Survey or resurvey all main breeding populations at major breeding sites, and research its distribution outside the breeding season. Conduct research into demography with robust estimates of survival of different sex and age classes. Undertake research into reproductive performance and foraging ecology. Maintain monitoring programmes at selected sites. Assess: i) the status and trends of populations breeding at colonies in the Indian Ocean, especially at Crozet and Kerguelen Islands, ii) the impacts of the recovery of previously depleted populations of marine mammals that compete for the same prey with Macaroni Penguins iii) the implications of fisheries that compete for the same prey with macaroni penguins iv) the implications of environmental change v) further document the decrease in population at South Georgia and v) whether historical genetic bottlenecks occurred. Also monitor threats such as the ingestion of and entanglement in marine debris, including the frequency of marine oiling. Ensure monitoring and mitigation of possible conflicts with fisheries. Investigate any potential impacts of disturbance associated with tourism. Continue eradication of introduced species (e.g. potential for eradication of invasive mice at Marion) as well as investigate the impacts of disease outbreaks. Best practice guidelines for reducing risk of disease outbreaks at islands are being developed by the Agreement on the Conservation of Albatrosses and Petrels. Once available, these guidelines should be implemented. Develop studies of the potential impacts of climate change.

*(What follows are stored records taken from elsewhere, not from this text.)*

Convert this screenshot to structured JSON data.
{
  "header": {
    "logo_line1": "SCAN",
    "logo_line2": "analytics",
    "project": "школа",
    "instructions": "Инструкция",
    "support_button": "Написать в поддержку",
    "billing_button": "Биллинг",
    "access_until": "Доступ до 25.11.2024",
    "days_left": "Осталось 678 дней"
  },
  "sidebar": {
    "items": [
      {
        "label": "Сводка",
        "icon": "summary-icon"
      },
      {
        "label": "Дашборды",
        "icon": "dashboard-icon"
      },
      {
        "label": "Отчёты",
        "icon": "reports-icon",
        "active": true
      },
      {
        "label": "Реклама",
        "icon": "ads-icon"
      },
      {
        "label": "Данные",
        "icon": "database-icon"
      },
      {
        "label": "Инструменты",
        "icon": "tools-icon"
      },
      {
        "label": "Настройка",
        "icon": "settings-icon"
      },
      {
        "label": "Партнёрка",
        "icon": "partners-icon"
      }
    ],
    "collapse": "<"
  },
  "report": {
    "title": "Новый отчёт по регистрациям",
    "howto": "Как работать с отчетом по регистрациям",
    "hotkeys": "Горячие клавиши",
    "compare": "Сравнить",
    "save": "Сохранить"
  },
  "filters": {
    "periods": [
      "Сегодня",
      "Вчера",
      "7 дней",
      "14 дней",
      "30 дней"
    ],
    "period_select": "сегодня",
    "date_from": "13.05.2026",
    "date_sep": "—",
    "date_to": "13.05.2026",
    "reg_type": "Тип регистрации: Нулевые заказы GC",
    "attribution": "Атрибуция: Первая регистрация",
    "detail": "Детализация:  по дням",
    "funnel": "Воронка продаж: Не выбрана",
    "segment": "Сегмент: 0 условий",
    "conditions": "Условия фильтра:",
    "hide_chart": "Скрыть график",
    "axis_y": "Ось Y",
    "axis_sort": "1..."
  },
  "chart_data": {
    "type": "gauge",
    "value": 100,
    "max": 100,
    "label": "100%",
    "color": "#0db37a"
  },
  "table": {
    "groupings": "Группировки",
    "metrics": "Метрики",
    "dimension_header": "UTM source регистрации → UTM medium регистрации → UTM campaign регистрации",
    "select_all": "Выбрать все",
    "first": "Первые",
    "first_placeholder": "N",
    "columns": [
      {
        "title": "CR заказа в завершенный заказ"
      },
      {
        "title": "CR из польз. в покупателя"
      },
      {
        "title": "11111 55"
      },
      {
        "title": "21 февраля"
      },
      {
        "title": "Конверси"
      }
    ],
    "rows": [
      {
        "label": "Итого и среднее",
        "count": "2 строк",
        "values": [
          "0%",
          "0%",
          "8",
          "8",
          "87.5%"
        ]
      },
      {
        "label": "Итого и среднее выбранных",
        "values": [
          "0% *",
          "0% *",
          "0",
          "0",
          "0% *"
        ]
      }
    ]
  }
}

71 cm. Large, yellow-crested, black-and-white penguin. Black upperparts. White underparts. Dark grey to black head and cheeks. Long yellow, orange and black plumes project from forehead patch back along crown and droop behind eye. Similar spp. E. chrysolophus and Royal Penguin E. schlegeli are the only crested penguins with crests that meet on the forehead. E. schlegeli has pure white to pale grey cheeks, but light-faced E. chrysolophus are also reported at some sites (although it is not known whether these are local mutations or hybrids).


Text account compilers
Symes, A., Martin, R., Taylor, J., Trathan, P. N., Moreno, R., McClellan, R., Pearmain, L.

Ballard, G., Barbraud, C., Bost, C., Crawford, R.J.M., Crossin, G.T., Croxall, J., DuBois, L., García Borboroglu, P., Makhado, A., Micol, T., Nisbet, I., Ratcliffe, N., Schmidt, A., Schneider, T., Trathan, P. N., Weimerskirsch, H. & Woehler, E.

Recommended citation
BirdLife International (2023) Species factsheet: Eudyptes chrysolophus. Downloaded from on 08/06/2023. Recommended citation for factsheets for more than one species: BirdLife International (2023) IUCN Red List for birds. Downloaded from on 08/06/2023.